“Our priority is the health of the community,” Parra said. “Our responsibility is to open up in as safe a manner as possible as a public facility.”
Phase 1 at the pool involves lap swim or walk, deep water exercise and the fitness room. The waterslide, diving board and spa are closed. There are no learn to swim classes.
LaRiccia said the pool can see 300 people per day through its doors during a normal summer, but Phase 1 has 10 to 15 people in the pool at once.
Phase 1 at the rec center includes hall walking, Full Swing Golf, spin bikes and outdoor recreation programs as weather permits.
“It’s very challenging to bring people together in small groups,” Parra said.
Encourage flow, discourage bottlenecks
The extensive measures taken to prevent grouping and maintain social distancing were apparent in a tour of the pool given to the Clarion on Friday. Everything now flows in the pool as if on an assembly line.
Swimmers, encouraged to wear face coverings and already having done health screening and any payment needed by phone, enter through the main entry and check in.
They then go to the locker room, where all lockers and benches are closed off with red tape. This is why swimmers must arrive in swim attire and with their own towels.
Only one sink, one toilet stall, one shower tree and one privacy shower are available. The men’s locker also has two urinals.
Swimmers shower and head to the pool, where lap swim is restricted to lanes 1, 3 and 5. If Alaska Aquatic Therapy is there, lane 5 is closed. Only members of the same household can be in the same lane.
After swimming, swimmers exit directly to the parking lot and cannot go back in the locker room.
“Locker rooms are an area where bottlenecks can occur,” Parra said.
Keeping it clean
Another challenge the staff faced was disinfecting.
“At what point does reopening make sense?” Parra said. “We have to spend so many resources disinfecting for such a small group of people.”
This is why lockers, some bathroom stalls, some sinks and large areas of the pool deck are closed off. This makes disinfecting much easier for the pool’s staff of five.
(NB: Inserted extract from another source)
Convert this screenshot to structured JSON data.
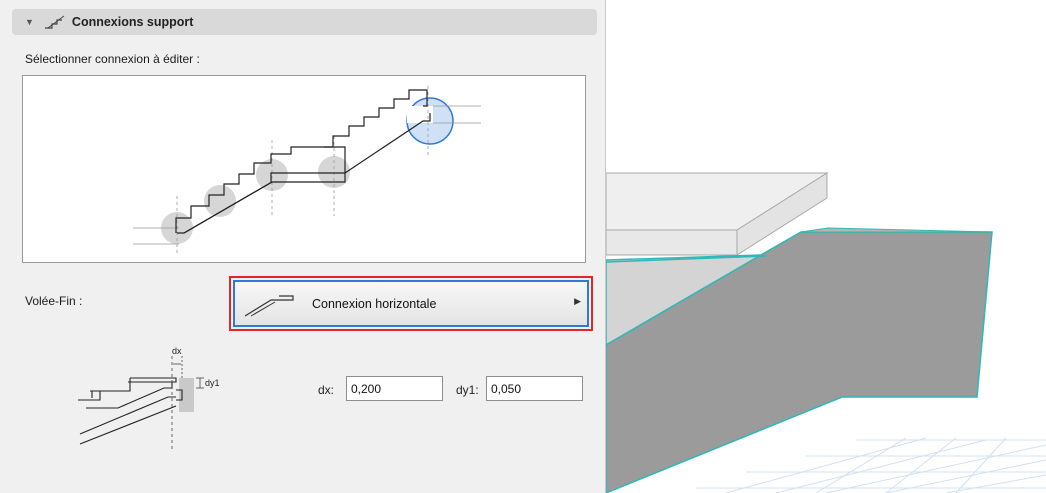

Add all the protocols for Alaska Aquatic Therapy, which uses a different entrance, and the complexities mount.
Then come small details, like water fountains being marked for bottle fill only and lifeguards having an assigned rescue tube to use each shift, which they must disinfect at the end of the shift.
Finally, what if something goes wrong? What if a swimmer collapses coughing within the facility? What if a swimmer needs rescue? Parra said all these scenarios needed to be rethought due to the threat of the coronavirus, though she added prompt rescue and medical attention remain the priority at the pool.
Remember, all of this is only at the pool. Procedures also are in place for the fitness room at the pool in addition to the Phase 1 options available at the rec center.
Reward at end of planning
Parra said the reward has been watching people from as far as Homer coming to use the pool again. Despite the curtailed space, Parra said very few haven’t been able to get their preferred time for a lap swim. Those that didn’t have been able to find a time that works.
The reward also has been seeing all the meticulously laid plans work. When asked if anything had come up yet that had surprised her or the staff, Parra laughed as she said no.
“We are that good,” she said. “We’ve had little to no kinks.”
The only good news out of the coronavirus shutdown is that the staff has gotten to do the thorough cleaning and maintenance normally done when the pool closes down for at least three weeks in September.
“Now, we’re leaning toward not closing in September,” Parra said.